Before approving a tenfold increase in Haddonfield’s supply of affordable housing — from four to 42 units — Mayor Neal Rochford and the two other members of the borough commission offered a few words.

“I think this is ... achievable,” said the mayor.

“Very reasonable,” Commissioner John Moscatelli said.

“It’s what we need to do,” said Commissioner Jeff Kasko. “We don’t have much of a choice.”

With that, Haddonfield’s governing body on Tuesday concluded a 15-year struggle, including court-ordered negotiations, and voted 3-0 to approve a legally binding settlement with the Fair Share Housing Center. The agreement will dramatically increase the affordable-housing opportunities in a stylishly quaint town of leafy streets, well-tended homes, and well-regarded schools.

“Haddonfield is one of the most iconic communities in South Jersey,” said Fair Share spokesperson Anthony Campisi.

But if the words from the dais at Tuesday’s commission meeting were about acceptance, if not resignation, there were notes of jubilation among the affordable-housing advocates I spoke to earlier in the day. And it’s worth noting that the commission tabled a related and even more contentious issue — the financial agreement involving the redevelopment of the former Bancroft school property — until April 30.

As part of the Fair Share settlement, the Bancroft site on East Kings Highway would include 10 affordable townhouses for moderate-, lower-, and low-income families and individuals. An additional 28 similarly affordable apartments would be built behind the borough hall in the heart of downtown.

“What this does is give the opportunity for lower-income families, including families living in Camden, to access, if they choose, one of the highest opportunity places in New Jersey,” Kevin Walsh, counsel to the Fair Share Housing Center, said.

“Haddonfield has good schools, safe streets, access to transportation, and a walkable downtown," said Walsh. "Building these units is entirely consistent with the state’s [planning principles]. And we know that when lower-income households have these opportunities, it has transformative effects, such as breaking generational cycles of poverty.”

He also said the agreement with Haddonfield embodies what the Mount Laurel doctrine emerging from successive New Jersey court decisions since 1975 “is, in its purest form, all about”— enabling economically, historically, and intentionally excluded people to have the same housing opportunities available to others.

“Fair housing is a key issue for us,” said Katie Ingersoll, a Collingswood resident active with South Jersey Women for Progressive Change, who congratulated the commission for its vote. The organization, founded days after the 2016 presidential election, has thousands of followers on its Facebook page.
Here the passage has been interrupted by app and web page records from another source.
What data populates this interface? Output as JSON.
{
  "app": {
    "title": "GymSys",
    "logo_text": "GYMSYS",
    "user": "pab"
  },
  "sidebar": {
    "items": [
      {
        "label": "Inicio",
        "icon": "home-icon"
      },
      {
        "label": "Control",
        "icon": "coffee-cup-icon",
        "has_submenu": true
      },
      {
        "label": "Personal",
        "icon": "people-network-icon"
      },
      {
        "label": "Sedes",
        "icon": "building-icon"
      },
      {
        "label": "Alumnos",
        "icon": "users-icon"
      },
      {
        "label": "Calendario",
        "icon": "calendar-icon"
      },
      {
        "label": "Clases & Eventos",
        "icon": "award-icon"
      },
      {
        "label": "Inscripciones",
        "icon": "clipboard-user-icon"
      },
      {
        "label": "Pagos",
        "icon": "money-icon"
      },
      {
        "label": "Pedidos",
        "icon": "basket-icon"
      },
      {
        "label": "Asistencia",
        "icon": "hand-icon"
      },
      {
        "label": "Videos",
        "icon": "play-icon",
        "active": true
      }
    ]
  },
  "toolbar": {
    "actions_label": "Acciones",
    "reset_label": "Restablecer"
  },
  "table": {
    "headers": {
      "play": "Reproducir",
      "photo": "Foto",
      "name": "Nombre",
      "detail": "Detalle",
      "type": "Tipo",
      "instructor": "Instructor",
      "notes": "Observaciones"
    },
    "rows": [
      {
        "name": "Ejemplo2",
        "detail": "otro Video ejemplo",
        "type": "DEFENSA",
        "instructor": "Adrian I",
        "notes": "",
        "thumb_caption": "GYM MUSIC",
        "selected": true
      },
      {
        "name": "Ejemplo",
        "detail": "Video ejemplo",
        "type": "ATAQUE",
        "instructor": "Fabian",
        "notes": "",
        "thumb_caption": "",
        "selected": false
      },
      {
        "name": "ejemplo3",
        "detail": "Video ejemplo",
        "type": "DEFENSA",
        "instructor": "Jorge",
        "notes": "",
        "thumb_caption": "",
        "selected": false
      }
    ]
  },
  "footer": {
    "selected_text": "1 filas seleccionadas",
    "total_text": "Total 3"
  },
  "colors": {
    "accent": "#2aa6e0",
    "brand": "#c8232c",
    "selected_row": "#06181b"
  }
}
“We believe it is a moral imperative for Haddonfield and other towns like it in the region to take positive, aggressive action,” Ingersoll said.

Several Haddonfield residents at the meeting also had positive things to say about the agreement. Among them was Chris Maynes, who nevertheless also said the settlement may “make it more difficult” to amend plans for the townhouse complex proposed by Bancroft developer Brian O’Neill, who initially sought to build an addiction treatment center on the property.
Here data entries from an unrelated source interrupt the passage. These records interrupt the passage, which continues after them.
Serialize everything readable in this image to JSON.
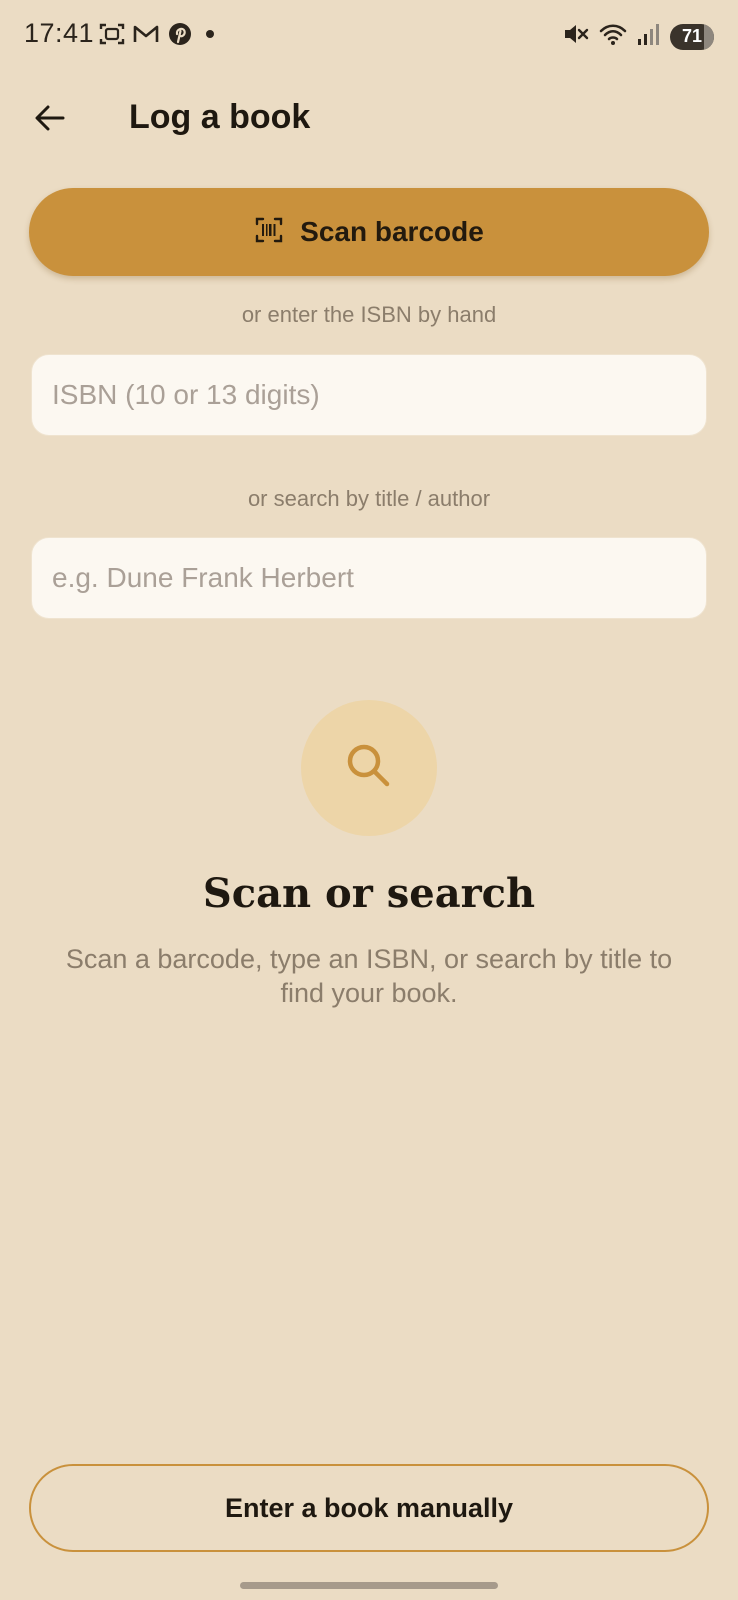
{
  "status_bar": {
    "time": "17:41",
    "left_icons": [
      "screenshot-icon",
      "gmail-icon",
      "pinterest-icon",
      "dot-icon"
    ],
    "right_icons": [
      "mute-icon",
      "wifi-icon",
      "signal-icon"
    ],
    "battery_level": "71"
  },
  "header": {
    "title": "Log a book",
    "back_icon": "arrow-left-icon"
  },
  "scan": {
    "label": "Scan barcode",
    "icon": "barcode-scan-icon"
  },
  "isbn": {
    "helper": "or enter the ISBN by hand",
    "placeholder": "ISBN (10 or 13 digits)",
    "value": ""
  },
  "search": {
    "helper": "or search by title / author",
    "placeholder": "e.g. Dune Frank Herbert",
    "value": ""
  },
  "empty_state": {
    "icon": "search-icon",
    "title": "Scan or search",
    "description": "Scan a barcode, type an ISBN, or search by title to find your book."
  },
  "manual": {
    "label": "Enter a book manually"
  },
  "colors": {
    "background": "#ebdcc4",
    "accent": "#c9913c",
    "input_bg": "#fcf8f1",
    "icon_circle": "#edd5a8",
    "muted_text": "#8b7d6b"
  }
}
Maynes, a fierce opponent of the now-defunct rehab plan, said the developer ought to shift the mix among the 80 proposed units toward a greater number of smaller, less expensive townhouses attractive to seniors, and reduce the number of larger ones appealing to families.

“I’m sure we could work that out and still honor [the] agreement,” said Moscatelli.

The Bancroft site has been eyed for years as an ideal spot to build an age-targeted or age-restricted development where empty nesters and other seniors — especially those in the borough — could continue to live. Others continue to be troubled by the likelihood that developments with larger units, conventional as well as affordable, will generate higher school enrollments.

The district is often described as near or at capacity, and the borough school board’s opposition to one aspect of the proposed Bancroft plan is one reason the measure was tabled.

The board issued a statement Feb. 28 criticizing a proposed a payment in lieu of taxes (PILOT) arrangement for the developer. Unlike conventional property taxes, a PILOT enables a municipality and county to split the annual payment, rather than also sharing it with the school district.

The PILOT would mean that residents of the Bancroft development “will not be contributing [money] to our school district’s needs for 30 years,” the statement said.

“We’ve heard loud and clear the concerns of any tax break being given over there at all,” Moscatelli said. “We will not be bringing that same plan back.”

The borough also needs to bear in mind that "the fourth round [of Fair Share obligations] will begin in 2025,” said borough administrator Sharon McCullough.

“It’s 2019. It won’t be long before we’re back at this.”